particularly masculine artwork, which would seem to lend itself to cans. But they've toned it down and the bright colors and sharp angles are gone in favor of background texturing on the blue and the logo and text work.
Certainly, cans provide aesthetic challenges for those trying to make design work a priority. Unlike a label, a can is not one relatively small, defined canvas. It is potentially a 360-degree mural that can be seen from many vantages and directions. Of course, many will just continue to see can design and art much like bottles, and so they have small squarish fields of images and large blocks of blank space with legal text or whatever. That's not a problem; plenty of good work is obviously done on labels. But it is definitely not all a can could have to offer in the right hands. Let's take a look, for example, at the new labels for Grand Canyon Brewing Co.'s cans:

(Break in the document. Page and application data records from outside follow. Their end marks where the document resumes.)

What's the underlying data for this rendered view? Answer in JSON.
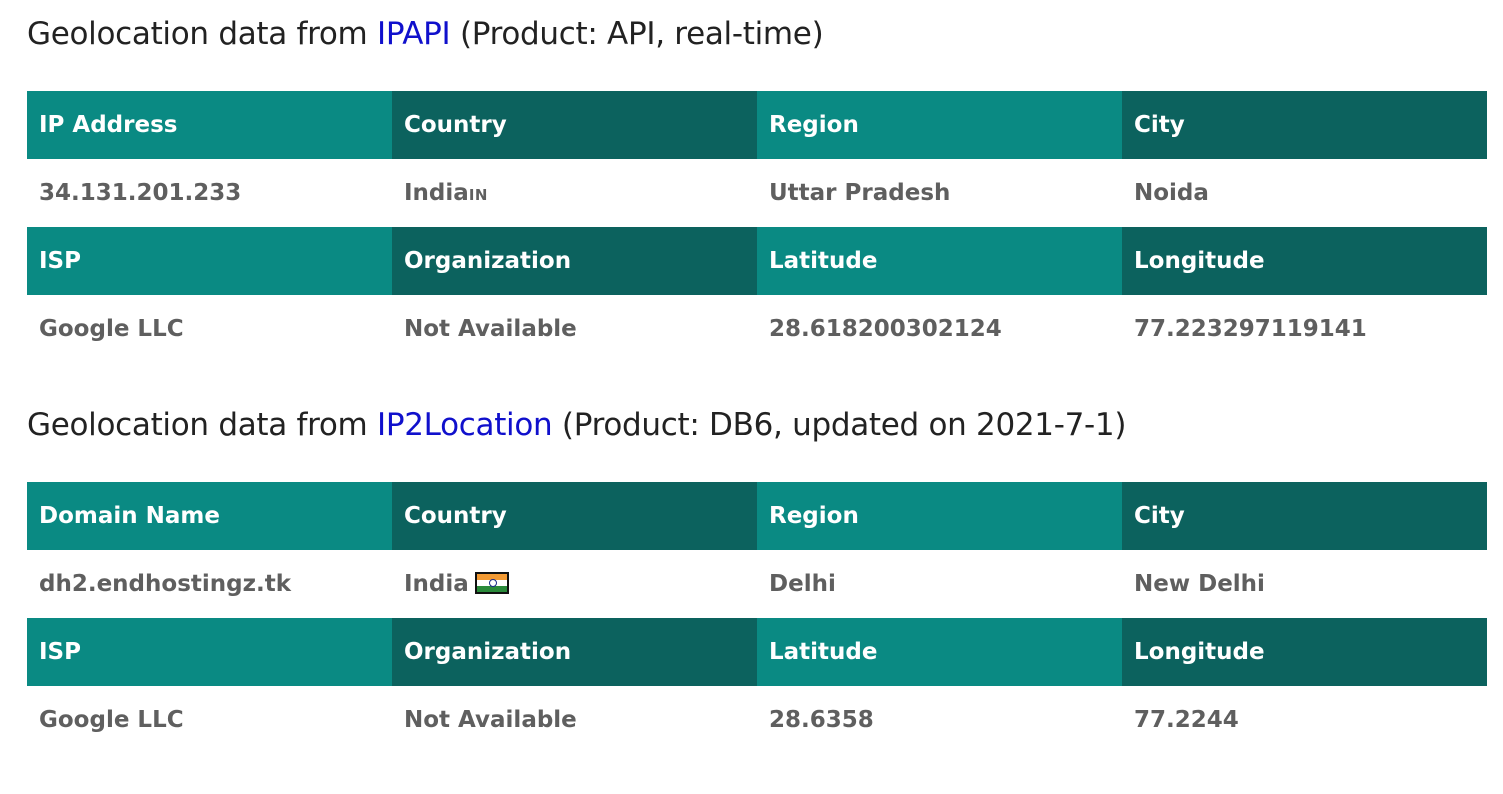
{
  "ipapi": {
    "heading_prefix": "Geolocation data from ",
    "provider_link": "IPAPI",
    "heading_suffix": " (Product: API, real-time)",
    "labels": {
      "col1": "IP Address",
      "country": "Country",
      "region": "Region",
      "city": "City",
      "isp": "ISP",
      "organization": "Organization",
      "latitude": "Latitude",
      "longitude": "Longitude"
    },
    "values": {
      "col1": "34.131.201.233",
      "country": "India",
      "country_code": "IN",
      "region": "Uttar Pradesh",
      "city": "Noida",
      "isp": "Google LLC",
      "organization": "Not Available",
      "latitude": "28.618200302124",
      "longitude": "77.223297119141"
    }
  },
  "ip2location": {
    "heading_prefix": "Geolocation data from ",
    "provider_link": "IP2Location",
    "heading_suffix": " (Product: DB6, updated on 2021-7-1)",
    "labels": {
      "col1": "Domain Name",
      "country": "Country",
      "region": "Region",
      "city": "City",
      "isp": "ISP",
      "organization": "Organization",
      "latitude": "Latitude",
      "longitude": "Longitude"
    },
    "values": {
      "col1": "dh2.endhostingz.tk",
      "country": "India",
      "flag_icon": "india-flag-icon",
      "region": "Delhi",
      "city": "New Delhi",
      "isp": "Google LLC",
      "organization": "Not Available",
      "latitude": "28.6358",
      "longitude": "77.2244"
    }
  },
  "colors": {
    "header_teal": "#0a8a83",
    "header_dark_teal": "#0c625e",
    "link_blue": "#1010cc",
    "value_text": "#5f5f5f"
  }
}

Expanding on this idea is the Sunset Amber design:
We'll look at two more can labels here, starting with 7 Seas Brewing:
Okay, the last brewery from that particular crop of beernews.org updates is Indiana's Sun King Brewing Co: